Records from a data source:
________________
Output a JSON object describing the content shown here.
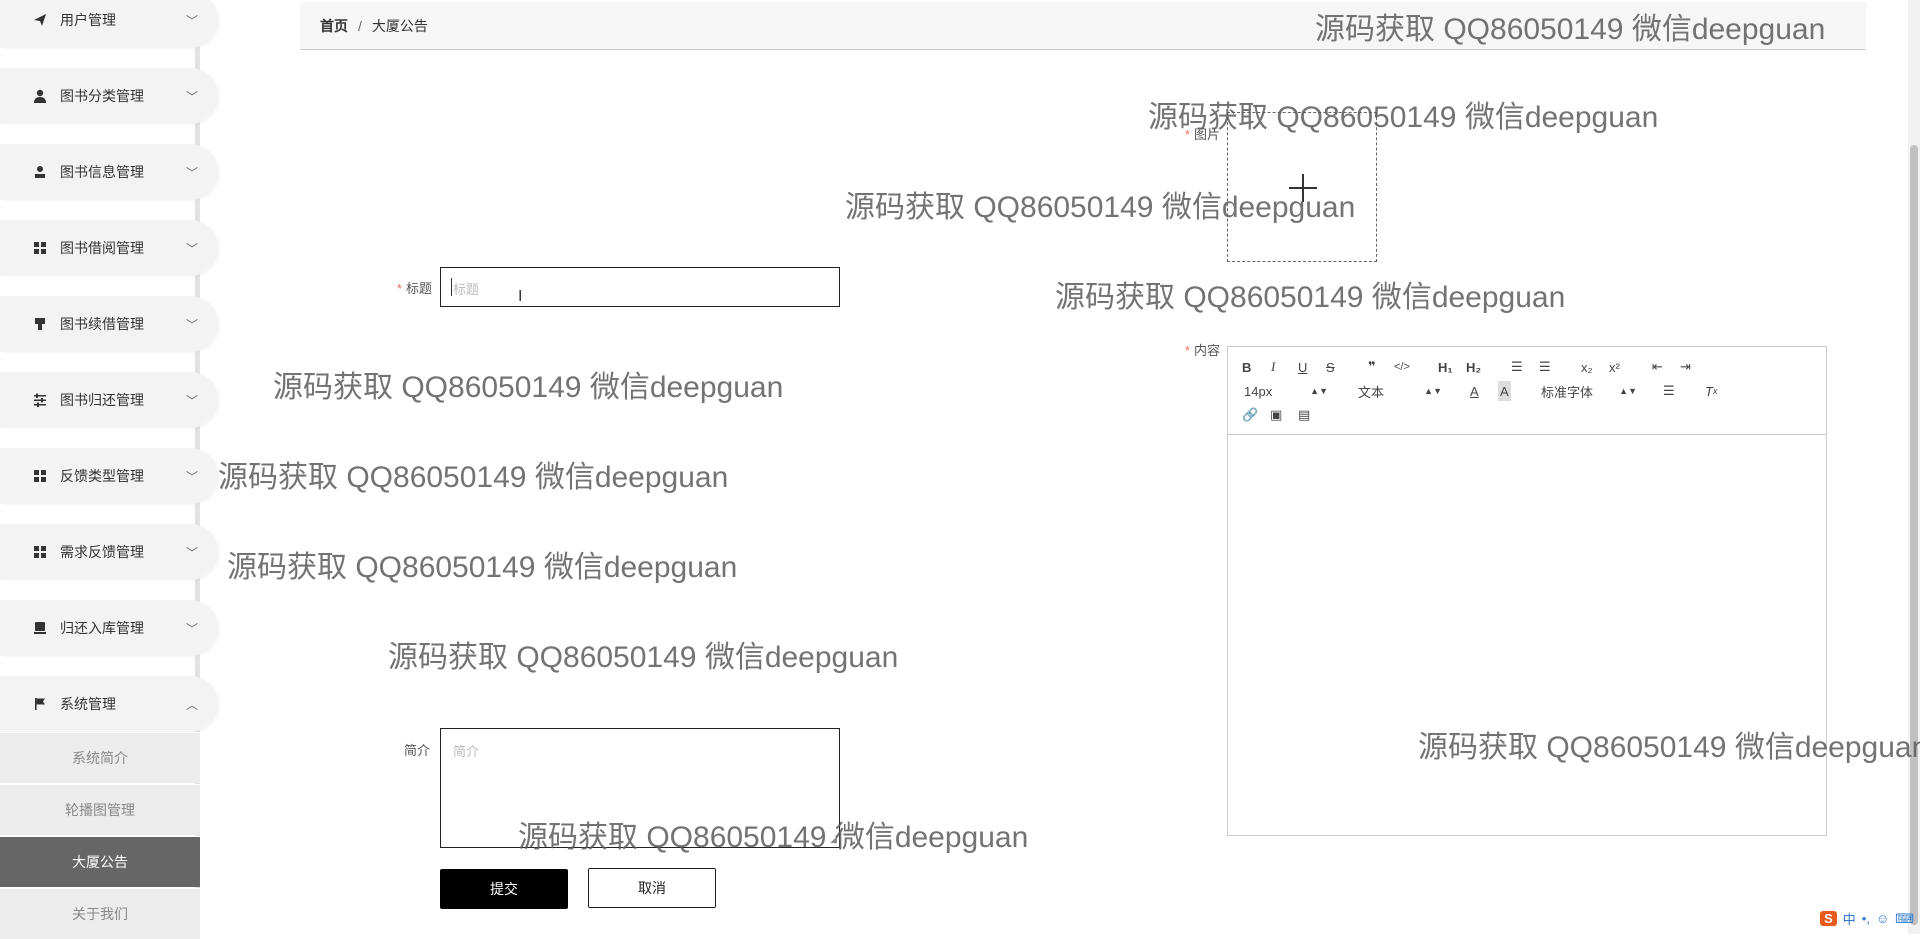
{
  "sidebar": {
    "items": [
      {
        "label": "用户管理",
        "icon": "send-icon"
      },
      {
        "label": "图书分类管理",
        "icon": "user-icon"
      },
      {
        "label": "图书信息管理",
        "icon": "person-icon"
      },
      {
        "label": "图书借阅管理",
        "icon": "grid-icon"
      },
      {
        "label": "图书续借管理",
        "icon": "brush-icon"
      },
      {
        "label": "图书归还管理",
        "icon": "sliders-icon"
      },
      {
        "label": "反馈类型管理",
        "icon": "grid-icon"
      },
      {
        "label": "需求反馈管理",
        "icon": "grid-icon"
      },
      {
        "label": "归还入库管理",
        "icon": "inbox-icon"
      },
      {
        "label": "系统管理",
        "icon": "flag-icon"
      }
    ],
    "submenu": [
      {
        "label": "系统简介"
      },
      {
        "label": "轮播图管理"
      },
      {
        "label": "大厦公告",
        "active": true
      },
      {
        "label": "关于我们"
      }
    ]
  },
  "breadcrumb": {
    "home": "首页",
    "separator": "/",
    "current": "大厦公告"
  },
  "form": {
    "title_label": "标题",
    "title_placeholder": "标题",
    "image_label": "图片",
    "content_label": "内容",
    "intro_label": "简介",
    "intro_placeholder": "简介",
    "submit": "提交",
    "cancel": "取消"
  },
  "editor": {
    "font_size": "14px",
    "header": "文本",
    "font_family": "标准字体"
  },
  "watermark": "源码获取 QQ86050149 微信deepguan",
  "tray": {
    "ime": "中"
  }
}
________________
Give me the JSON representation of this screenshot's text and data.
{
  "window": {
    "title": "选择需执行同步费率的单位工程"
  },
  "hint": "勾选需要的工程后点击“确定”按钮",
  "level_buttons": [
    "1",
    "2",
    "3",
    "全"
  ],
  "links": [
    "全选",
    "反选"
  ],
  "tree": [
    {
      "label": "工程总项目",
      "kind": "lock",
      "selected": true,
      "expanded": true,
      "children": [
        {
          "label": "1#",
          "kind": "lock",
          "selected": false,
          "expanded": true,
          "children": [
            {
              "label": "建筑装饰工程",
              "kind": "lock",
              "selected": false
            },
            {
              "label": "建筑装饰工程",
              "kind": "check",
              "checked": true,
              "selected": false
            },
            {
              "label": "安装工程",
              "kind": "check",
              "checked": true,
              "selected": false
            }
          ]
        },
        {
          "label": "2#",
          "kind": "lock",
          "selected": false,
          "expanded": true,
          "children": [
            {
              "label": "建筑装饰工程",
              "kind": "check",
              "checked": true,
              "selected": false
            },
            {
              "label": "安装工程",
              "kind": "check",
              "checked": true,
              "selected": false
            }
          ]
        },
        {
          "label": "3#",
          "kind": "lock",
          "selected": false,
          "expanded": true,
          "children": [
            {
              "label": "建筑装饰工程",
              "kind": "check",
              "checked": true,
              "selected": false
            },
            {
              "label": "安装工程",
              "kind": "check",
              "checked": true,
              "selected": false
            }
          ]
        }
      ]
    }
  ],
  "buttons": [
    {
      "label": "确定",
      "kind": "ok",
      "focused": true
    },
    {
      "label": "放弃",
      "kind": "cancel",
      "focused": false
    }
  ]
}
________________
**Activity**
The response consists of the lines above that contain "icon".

**Response below**
        "icon": "send-icon"
        "icon": "user-icon"
        "icon": "person-icon"
        "icon": "grid-icon"
        "icon": "brush-icon"
        "icon": "sliders-icon"
        "icon": "grid-icon"
        "icon": "grid-icon"
        "icon": "inbox-icon"
        "icon": "flag-icon"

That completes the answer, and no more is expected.